// you’re reading...


Readersvoice.com interviews author Michael Hoeye about his writing and reading.

The plot thickens....

RV: How did you learn plotting?
MH: Some people would argue that I never have. My traditional method is to write myself into a corner and then try to get myself (and Hermux) out of it. I don’t recommend this method. The side effects include nausea and extreme headaches. For myself. My wife. All my friends who get sick of hearing about it. And unfortunately my editors. If there is a book to study to learn plotting, would someone please send me a copy?
RV: How did the plot for Time Stops develop?
MH: When I reached Chapter 10 in writing Time Stops I began to flirt with the idea that what I was doing might possibly, just maybe, if-I-didn’t-seize-up-and-panic, turn out to be a book. And if that was the case, I was going to need a plot. By that time I had Hermux, the mysterious Linka Perflinger, the cranky and unpredictable Tucka Mertslin, the dapper and smart Pup Schoonagliffen, and the elegant and rich Ortolina Perriflot. We all sat down together and had a chat and tried to figure out how we might all be mixed up together in an adventure of some sort. Several votes were taken. Tucka loves votes. She always makes a big speech before each vote. Naturally she ended up with a big role. And the next day I started writing with a goal in mind. A big scary goal. The day that I typed THE END was one of the happiest days of my life. I couldn’t believe I had done it.

RV: Looking at Time Stops For No Mouse there are a lot of nice old world touches. Is the passing of things of beauty like these a major concern for you?
MH: I think that beauty and goodness are always passing away. As Joni Mitchell put it, “Nothing lasts for long.” Or as Tolkien paints it, the elves are always leaving Middle Earth. I’m not a sentimentalist. Just take a walk with me through an antiques mall. It’s time for most of that stuff to take a hike. But the loss of truly beautiful things, for example the loss of the colossal Buddhas in Afghanistan because of religious intolerance or the proposed destruction of the Arctic wilderness just because we don’t have the design skill and will to create and drive better cars, is cause for genuine sadness.
There is always a sense of loss. And a sense of gain. I try to touch on that when Hermux sits down in his den to read the Weekly Squeak: “As usual the news was mixed. Good things had happened to bad people. Bad things had happened to good people. Several surprising new things had been discovered. Quite a few old things had been damaged. Trouble was brewing on one horizon. And peace had been reached on another. The short-term forecast was growth. The long-term forecast was shrinkage. The days were getting colder. But temperatures in general were rising.”
RV: Have you been surprised by anything kids have written to you about your books?
MH: One of the biggest surprises for me has been how young some of my readers are and how little difficulty they seem to have with the text.

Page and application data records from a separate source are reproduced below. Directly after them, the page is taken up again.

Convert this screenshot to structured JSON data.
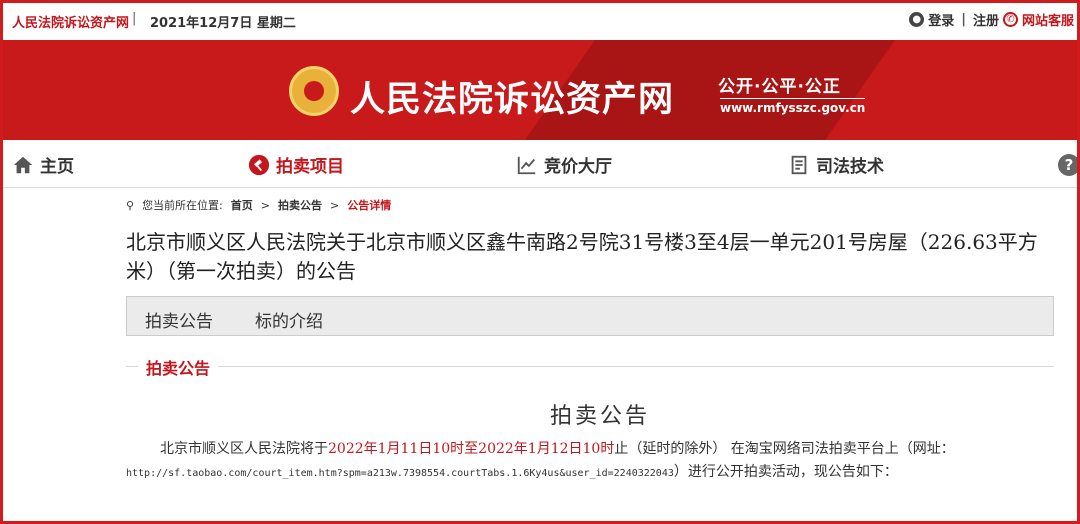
{
  "topbar": {
    "site_name": "人民法院诉讼资产网",
    "separator": "|",
    "date": "2021年12月7日 星期二",
    "login": "登录",
    "divider": "|",
    "register": "注册",
    "service": "网站客服"
  },
  "banner": {
    "title": "人民法院诉讼资产网",
    "slogan": "公开·公平·公正",
    "url": "www.rmfysszc.gov.cn"
  },
  "nav": {
    "home": "主页",
    "auction": "拍卖项目",
    "hall": "竞价大厅",
    "tech": "司法技术",
    "help": "?"
  },
  "breadcrumb": {
    "prefix": "您当前所在位置:",
    "home": "首页",
    "arrow1": ">",
    "notice": "拍卖公告",
    "arrow2": ">",
    "current": "公告详情"
  },
  "page_title": "北京市顺义区人民法院关于北京市顺义区鑫牛南路2号院31号楼3至4层一单元201号房屋（226.63平方米）（第一次拍卖）的公告",
  "tabs": [
    "拍卖公告",
    "标的介绍"
  ],
  "section_label": "拍卖公告",
  "notice_title": "拍卖公告",
  "body": {
    "part1": "北京市顺义区人民法院将于",
    "time_range": "2022年1月11日10时至2022年1月12日10时",
    "part2": "止（延时的除外） 在淘宝网络司法拍卖平台上（网址：",
    "url": "http://sf.taobao.com/court_item.htm?spm=a213w.7398554.courtTabs.1.6Ky4us&user_id=2240322043",
    "part3": "）进行公开拍卖活动，现公告如下："
  },
  "colors": {
    "brand_red": "#c4161c",
    "banner_red": "#c81a1a"
  }
}
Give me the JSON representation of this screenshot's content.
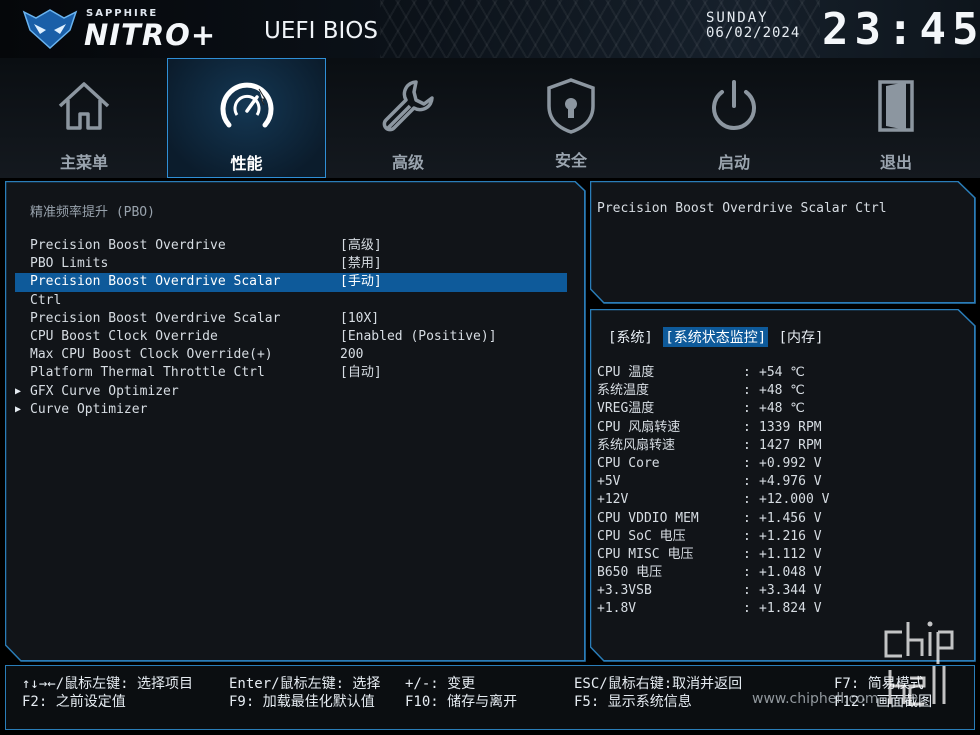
{
  "header": {
    "brand_small": "SAPPHIRE",
    "brand_big": "NITRO+",
    "title": "UEFI BIOS",
    "day": "SUNDAY",
    "date": "06/02/2024",
    "time": "23:45"
  },
  "nav": [
    {
      "label": "主菜单",
      "icon": "home-icon"
    },
    {
      "label": "性能",
      "icon": "speedometer-icon"
    },
    {
      "label": "高级",
      "icon": "wrench-icon"
    },
    {
      "label": "安全",
      "icon": "shield-lock-icon"
    },
    {
      "label": "启动",
      "icon": "power-icon"
    },
    {
      "label": "退出",
      "icon": "exit-door-icon"
    }
  ],
  "main": {
    "section_title": "精准频率提升 (PBO)",
    "items": [
      {
        "label": "Precision Boost Overdrive",
        "value": "[高级]"
      },
      {
        "label": "PBO Limits",
        "value": "[禁用]"
      },
      {
        "label": "Precision Boost Overdrive Scalar",
        "value": "[手动]"
      },
      {
        "label": "Ctrl",
        "value": ""
      },
      {
        "label": "Precision Boost Overdrive Scalar",
        "value": "[10X]"
      },
      {
        "label": "CPU Boost Clock Override",
        "value": "[Enabled (Positive)]"
      },
      {
        "label": "Max CPU Boost Clock Override(+)",
        "value": "200"
      },
      {
        "label": "Platform Thermal Throttle Ctrl",
        "value": "[自动]"
      },
      {
        "label": "GFX Curve Optimizer",
        "value": ""
      },
      {
        "label": "Curve Optimizer",
        "value": ""
      }
    ]
  },
  "help": {
    "text": "Precision Boost Overdrive Scalar Ctrl"
  },
  "monitor": {
    "tabs": [
      "[系统]",
      "[系统状态监控]",
      "[内存]"
    ],
    "rows": [
      {
        "name": "CPU 温度",
        "value": "+54 ℃"
      },
      {
        "name": "系统温度",
        "value": "+48 ℃"
      },
      {
        "name": "VREG温度",
        "value": "+48 ℃"
      },
      {
        "name": "CPU 风扇转速",
        "value": "1339 RPM"
      },
      {
        "name": "系统风扇转速",
        "value": "1427 RPM"
      },
      {
        "name": "CPU Core",
        "value": "+0.992 V"
      },
      {
        "name": "+5V",
        "value": "+4.976 V"
      },
      {
        "name": "+12V",
        "value": "+12.000 V"
      },
      {
        "name": "CPU VDDIO MEM",
        "value": "+1.456 V"
      },
      {
        "name": "CPU SoC 电压",
        "value": "+1.216 V"
      },
      {
        "name": "CPU MISC 电压",
        "value": "+1.112 V"
      },
      {
        "name": "B650 电压",
        "value": "+1.048 V"
      },
      {
        "name": "+3.3VSB",
        "value": "+3.344 V"
      },
      {
        "name": "+1.8V",
        "value": "+1.824 V"
      }
    ],
    "colon": ":"
  },
  "footer": {
    "h1": "↑↓→←/鼠标左键: 选择项目",
    "h2": "F2: 之前设定值",
    "h3": "Enter/鼠标左键: 选择",
    "h4": "F9: 加载最佳化默认值",
    "h5": "+/-: 变更",
    "h6": "F10: 储存与离开",
    "h7": "ESC/鼠标右键:取消并返回",
    "h8": "F5: 显示系统信息",
    "h9": "F7: 简易模式",
    "h10": "F12: 画面截图"
  },
  "watermark": {
    "url": "www.chiphell.com"
  },
  "colors": {
    "accent": "#2a7db8",
    "highlight": "#0e5a9a"
  }
}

When I first wrote Time Stops I was warned by several editors and librarians that my writing is all wrong for children. The vocabulary is too hard. The subject matter is too weirdly adult. And the pacing is boring. It may all be true. But luckily most kids don’t seem to mind.
RV: What influence did copywriting have on your writing style?
MH: The primary influence was confidence. When I was forty-five years old I needed a new career in a hurry. I announced that I was going to be a copywriter. Some innocent bystanders were foolish enough to believe that I knew what I was doing. They hired me and told me things like “Write me a headline!” “Write me a catalog!” “Write me a brochure!” I even wrote fortune cookies. I had no idea what I was doing. I just faked it. I made it all up as I went along. I was always having to write things I had never written before. One of the hardest things I ever had to write was a letter from the president of a big corporation. To his customers. You think they write those things themselves? Think again. Anyway I had never even met this guy. How was I supposed to know how he would write a letter? What did he sound like? What did he want to say? I didn’t know his business. I didn’t know his customers. I wanted to cry. But I had a deadline. After that I thought I could write anything. I was wrong about that. But sometimes it’s better to be ignorant.